At Aldi my preferred [Spanish] wine just had its third price increase this year
and is up 13% on it pre-referendum price.
Then don't buy from the EU, my Chilean and South African wines are
That is just not true. If anything they have risen more because the pound has fared worse against the dollar than the Euro until the recent "Trump slump".
Post by Mike Swift Post by R. Mark Clayton
The Brit's have been paying for the leave vote for nearly a year, but the pain
will get a lot worse before 2020, which is one of the main reasons we are
having a general election.
Rubbish, we're paying so currency speculators can make enough money to
get a new Porsche.
The speculators got burned by the vote. Moreover the pound has been down over 10% for nearly a year - that is NOT speculation!
Relative to what, and why choose that as the base level for comparison?
Exchange rates go up, exchange rates go down. It's the nature of the beast.
But who dictates exchange rates anyway, and how?

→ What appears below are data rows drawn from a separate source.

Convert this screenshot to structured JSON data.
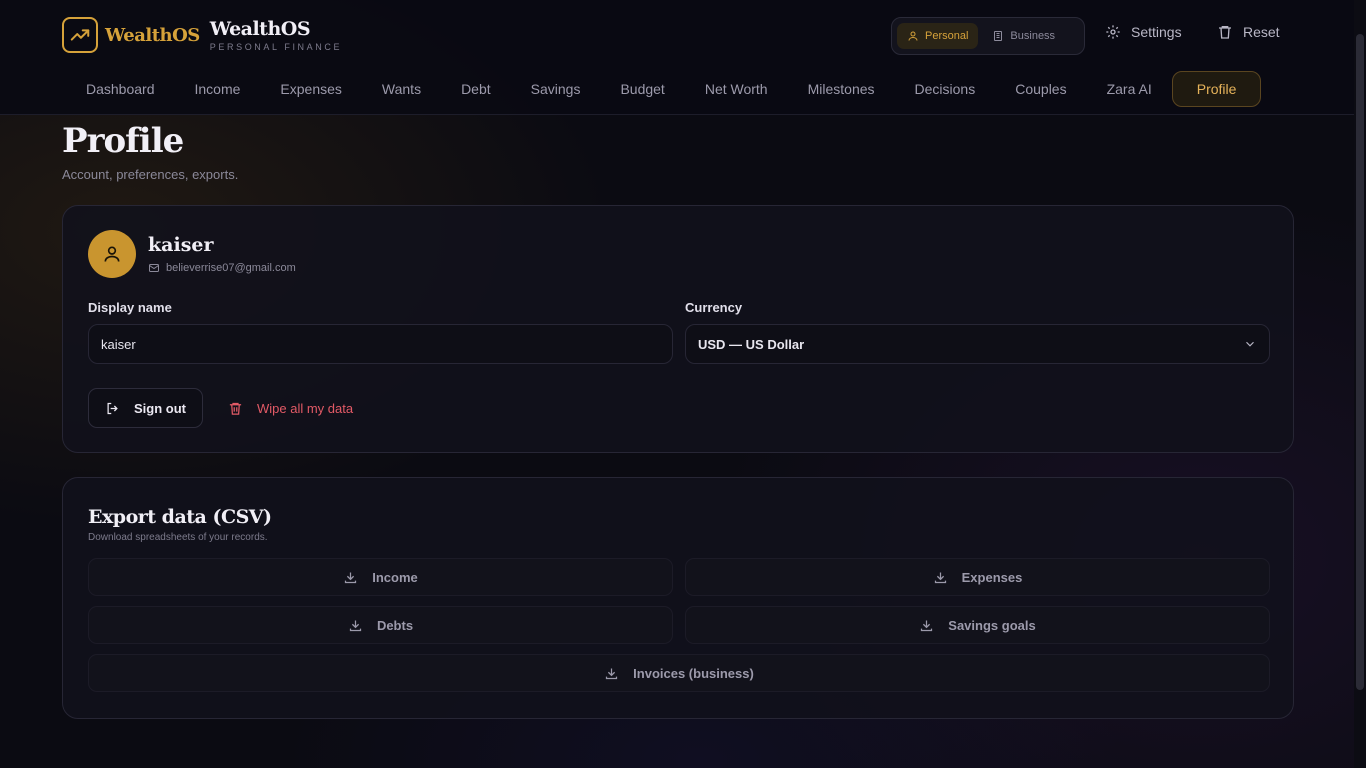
{
  "brand": {
    "logo_word": "WealthOS",
    "title": "WealthOS",
    "subtitle": "PERSONAL FINANCE"
  },
  "mode": {
    "personal": "Personal",
    "business": "Business"
  },
  "top_actions": {
    "settings": "Settings",
    "reset": "Reset"
  },
  "nav": [
    {
      "label": "Dashboard"
    },
    {
      "label": "Income"
    },
    {
      "label": "Expenses"
    },
    {
      "label": "Wants"
    },
    {
      "label": "Debt"
    },
    {
      "label": "Savings"
    },
    {
      "label": "Budget"
    },
    {
      "label": "Net Worth"
    },
    {
      "label": "Milestones"
    },
    {
      "label": "Decisions"
    },
    {
      "label": "Couples"
    },
    {
      "label": "Zara AI"
    },
    {
      "label": "Profile"
    }
  ],
  "page": {
    "title": "Profile",
    "subtitle": "Account, preferences, exports."
  },
  "profile": {
    "name": "kaiser",
    "email": "believerrise07@gmail.com",
    "display_name_label": "Display name",
    "display_name_value": "kaiser",
    "currency_label": "Currency",
    "currency_value": "USD — US Dollar",
    "sign_out": "Sign out",
    "wipe": "Wipe all my data"
  },
  "export": {
    "title": "Export data (CSV)",
    "subtitle": "Download spreadsheets of your records.",
    "buttons": [
      {
        "label": "Income"
      },
      {
        "label": "Expenses"
      },
      {
        "label": "Debts"
      },
      {
        "label": "Savings goals"
      },
      {
        "label": "Invoices (business)"
      }
    ]
  },
  "colors": {
    "accent": "#d6a23a",
    "danger": "#e25a66",
    "background": "#0b0b12"
  }
}
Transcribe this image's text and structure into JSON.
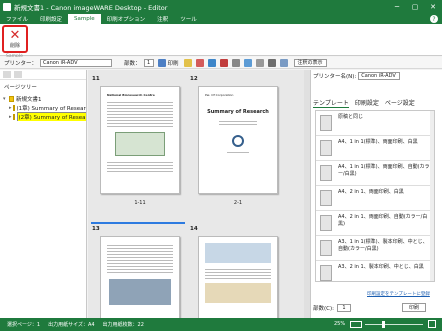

Perhaps you can tell
us because it's a bit of a mystery to those who are uninitiated.
Why should exchange rates have changed anyway? We haven't left the EU,
we're still full members, we pay our subs and have all the benefits and
disadvantages of membership. Nothing has altered. The FTSE 100 is at
an all-time high, and economy progresses smoothly with none of the
catastrophes that were predicted by those disappointed with the
Besides, a lower exchange rate helps all British exporters, making them
Post by R. Mark Clayton
The bright Brexit future is just a castle in the air.
Only if judged by the price of cheap Spanish plonk apparently.